Protecting Office 365 identities on a shoestring
We hear about identity theft and protection all the time in IT. For Office 365 there are number of things you can do to help protect your organisation
The flagship approach from Microsoft is Microsoft 365, which is a suite of products that together work in harmony. However harmony and simplicity does cost…
Microsoft 365 comes in three flavours. Business, enterprise E3 and enterprise E5. If you like the features but can’t afford them then there are more cut down combinations that we can talk you through. We would suggest at least the following individual appropriately configured SKUs
- Office 365 ATP
- Azure AD premium plan 1
What if you are really cash strapped…? There are still some great options for you
- Always use a separate account for administration
- Enable the default MFA rule for administrators
- Use a different password on Office 365 than elsewhere
- Use windows 10
- Use windows hello for business
- Use the Office suite on every device
- Disable authenticated SMTP
- Add known bad sites into Restricted Sites/DNS/PAC
- Use Edge Application Guard
Always use a separate account for administration
We do still see many customer who use their regular Office 365 account for administration. A better approach is to use a second account solely for administration. There are some things that need a licence though, in particular managing Teams and SharePoint does require a licence.
Enable the default MFA rule for administrators
Microsoft has added a default rule to require Multi-Factor Authentication for all administrators when using the web consoles. This adds an extra barrier to make it harder for those accounts to be misused.
Go to https://portal.azure.com, log in with your administrative account (everyone who has Office 365 has access to the Azure portal too). Once you’re in the portal then go to Azure Active Directory and within that Conditional Access
Click on “Baseline policy: Require MFA for admins” and ensure that the rule is set to Use policy immediately. If you have applications or services that require non MFA enabled accounts then they can be explicitly added as exceptions to this rule
Use a different password on Office 365 than elsewhere
Most people don’t use a password manager like LastPass or KeyPass, and as a result the temptation is to try to use the same password everywhere.

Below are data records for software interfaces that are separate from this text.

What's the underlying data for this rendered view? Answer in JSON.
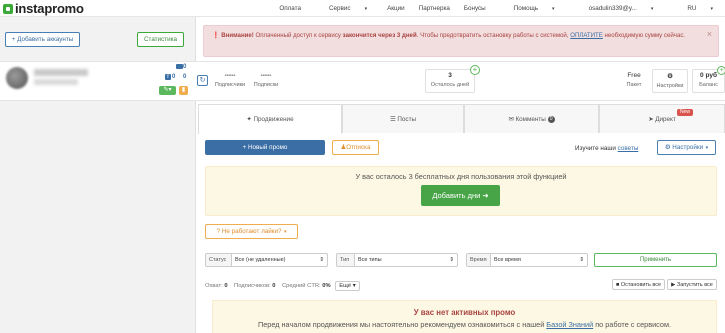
{
  "brand": {
    "name": "instapromo",
    "color": "#3aa93a"
  },
  "nav": {
    "items": [
      "Оплата",
      "Сервис",
      "Акции",
      "Партнерка",
      "Бонусы",
      "Помощь"
    ],
    "user": "osadulin339@y...",
    "lang": "RU"
  },
  "sidebar": {
    "add_accounts": "+ Добавить аккаунты",
    "statistics": "Статистика"
  },
  "alert": {
    "strong": "Внимание!",
    "text1": " Оплаченный доступ к сервису ",
    "strong2": "закончится через 3 дней",
    "text2": ". Чтобы предотвратить остановку работы с системой, ",
    "link": "ОПЛАТИТЕ",
    "text3": " необходимую сумму сейчас.",
    "close": "×"
  },
  "account": {
    "counters": {
      "messages": "0",
      "fb": "0",
      "other": "0"
    },
    "followers": {
      "value": "-----",
      "label": "Подписчики"
    },
    "following": {
      "value": "-----",
      "label": "Подписки"
    },
    "days": {
      "value": "3",
      "label": "Осталось дней"
    },
    "package": {
      "value": "Free",
      "label": "Пакет"
    },
    "settings": {
      "icon": "⚙",
      "label": "Настройки"
    },
    "balance": {
      "value": "0 руб",
      "label": "Баланс"
    }
  },
  "tabs": {
    "promo": "Продвижение",
    "posts": "Посты",
    "comments": "Комменты",
    "comments_count": "0",
    "direct": "Директ",
    "direct_badge": "New"
  },
  "toolbar": {
    "new_promo": "+ Новый промо",
    "unsubscribe": "Отписка",
    "learn_prefix": "Изучите наши ",
    "learn_link": "советы",
    "settings": "Настройки"
  },
  "trial": {
    "text": "У вас осталось 3 бесплатных дня пользования этой функцией",
    "button": "Добавить дни ➜"
  },
  "likes_issue": "Не работают лайки?",
  "filters": {
    "status_label": "Статус",
    "status_value": "Все (не удаленные)",
    "type_label": "Тип",
    "type_value": "Все типы",
    "time_label": "Время",
    "time_value": "Все время",
    "apply": "Применить"
  },
  "stats": {
    "reach_label": "Охват: ",
    "reach": "0",
    "subs_label": "Подписчиков: ",
    "subs": "0",
    "ctr_label": "Средний CTR: ",
    "ctr": "0%",
    "more": "Ещё",
    "stop_all": "Остановить все",
    "start_all": "Запустить все"
  },
  "no_promo": {
    "title": "У вас нет активных промо",
    "text1": "Перед началом продвижения мы настоятельно рекомендуем ознакомиться с нашей ",
    "link": "Базой Знаний",
    "text2": " по работе с сервисом."
  }
}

This makes it easy for you, but unfortunately also makes it easy for the account to be hacked in one place and then used everywhere else.
Ideally you should use a password manager so that you can have a different password everywhere, but even without that it is worth ensuring that your Office 365 administrative account’s password is different to anything else.
Use windows 10
Windows 10 is the most secure Windows Operating System… I’m sure you’ve heard this before but it is actually true. If properly configured then Windows 10 is a great OS. You definitely want to make sure you stay up to date with patching (although admitting that Microsoft’s recent spate of issues may have left some a little gun shy)
Use Windows Hello for Business
Windows Hello for Business can be a bit tricky to get configured, but it allows you to use a PIN or biometric data to gain access to resources. This PIN and biometric data is only stored on the devices that you configured it on, making it very hard for someone to compromise your account unless they have your device. Most of the time brute force attacks are thwarted by the devices themselves, making this a big jump in securing your identity
Use the Office suite on every device
Office is available on pretty much any device, including iOS, Mac, Android and Windows. It gives a good consistent experience on all of those and assuming again that you keep this patched (The number one reason people are hacked is lack of patching) it is pretty secure.
Disable authenticated SMTP
Office 365 has many different ways of connecting to it, and one particular way is rarely used legitimately but is a massive honeypot for hackers. Authenticated SMTP (which also allows IMAP/POP to work with basic authentication) is on by default.
We advise every Office 365 client to turn off Authenticated SMTP at the tenant level and then enable it for specific accounts if absolutely needed (and ideally then adding in Conditional Access rules so that account can only be used from certain locations, etc)
Set-TransportConfig -SmtpClientAuthenticationDisabled $True
Then if you need to enable it for a user then you can use the following to enable it just for them
Set-CASMailbox 'emailaddress' -SmtpClientAuthenticationDisabled $False
Add known bad sites into Restricted Sites/DNS/PAC
There are some website names or Top Level Domains that are more likely to be suspect, e.g. .host, .cc, tk If you’re really concerned about security then on your Windows machine you have options to use things like Restricted Sites in IE (which unfortunately doesn’t let you put in entire top level domains) or a PAC file, similarly if you have an on-premises Active Directory then you can use DNS to create additional DNS zones with no records in them for any website name or top level domain that you want to prevent anyone from accessing. You could even go the other way around only allow access to sites or top level domains that you actually trust.
Both of these approaches are a lot of work to maintain though, so they’re not for the fainthearted.
In summary, protecting your identity is of upmost importance. This protection does come at a cost but there are things you can do even if you don’t want to pay more for them
Get in touch if you’d like to discuss this in more detail or you’d like our assistance in keeping you and your company safe